Key fobs are small and can easily be misplaced or stolen. If a key fob falls into the wrong hands, an unauthorized person could gain access to a secure area, potentially putting confidential information, employees, or other valuable assets at risk.
Key fobs rely on electronic components and can fail due to a variety of reasons, including battery failure, hardware malfunction, or exposure to extreme weather conditions. When a key fob fails, it can leave employees or visitors locked out of a building, causing frustration and delay.
Key fobs use radio frequency technology to communicate with access control systems, and like all electronic devices, they can be vulnerable to hacking. If a key fob's encryption is not strong enough, it can be cloned, allowing an unauthorized person to gain access to a secure area.
Key fobs must be replaced periodically, and the cost of replacing lost or damaged fobs can add up over time. In addition, the access control system itself must be regularly maintained to ensure it is functioning properly.
Key fobs are not accessible to everyone, particularly those with disabilities who may have trouble carrying or using them. For these individuals, alternative access methods must be put in place, which can add to the overall cost and complexity of a system.

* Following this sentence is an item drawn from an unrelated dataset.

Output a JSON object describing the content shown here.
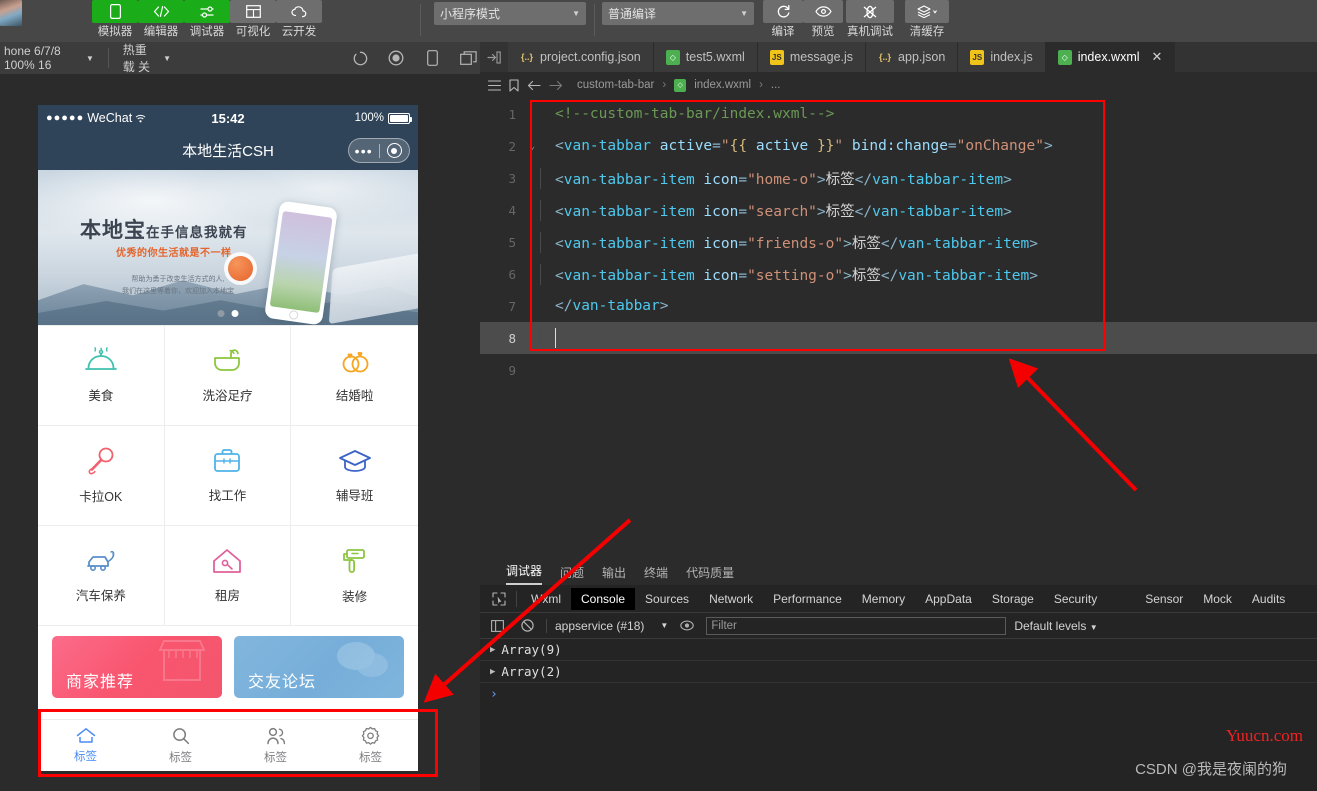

Key fobs require users to carry them at all times, and if they forget to bring their fob, they may be unable to gain access to a building. This can be a major inconvenience for employees, visitors, or contractors who rely on access to a facility on a regular basis.
In conclusion, while key fobs offer a convenient and efficient way to control access to buildings and facilities, they also come with a number of downsides that can pose risks to the security of a property. Businesses and organizations must weigh the pros and cons of using key fobs, and consider alternative methods such as smartphone access control, to ensure that their access control systems are secure and reliable.